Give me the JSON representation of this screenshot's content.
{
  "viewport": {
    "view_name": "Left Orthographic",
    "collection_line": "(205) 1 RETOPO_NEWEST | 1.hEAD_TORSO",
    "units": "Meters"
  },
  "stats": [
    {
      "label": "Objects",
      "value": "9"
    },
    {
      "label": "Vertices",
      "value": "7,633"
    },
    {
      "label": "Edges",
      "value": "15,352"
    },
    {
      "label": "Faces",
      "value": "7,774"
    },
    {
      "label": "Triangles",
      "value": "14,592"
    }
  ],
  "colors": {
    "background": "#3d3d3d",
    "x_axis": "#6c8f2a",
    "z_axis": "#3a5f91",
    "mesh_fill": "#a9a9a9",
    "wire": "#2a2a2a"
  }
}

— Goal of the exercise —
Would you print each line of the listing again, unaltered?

— Task answer —
Give me the JSON representation of this screenshot's content.
{
  "viewport": {
    "view_name": "Left Orthographic",
    "collection_line": "(205) 1 RETOPO_NEWEST | 1.hEAD_TORSO",
    "units": "Meters"
  },
  "stats": [
    {
      "label": "Objects",
      "value": "9"
    },
    {
      "label": "Vertices",
      "value": "7,633"
    },
    {
      "label": "Edges",
      "value": "15,352"
    },
    {
      "label": "Faces",
      "value": "7,774"
    },
    {
      "label": "Triangles",
      "value": "14,592"
    }
  ],
  "colors": {
    "background": "#3d3d3d",
    "x_axis": "#6c8f2a",
    "z_axis": "#3a5f91",
    "mesh_fill": "#a9a9a9",
    "wire": "#2a2a2a"
  }
}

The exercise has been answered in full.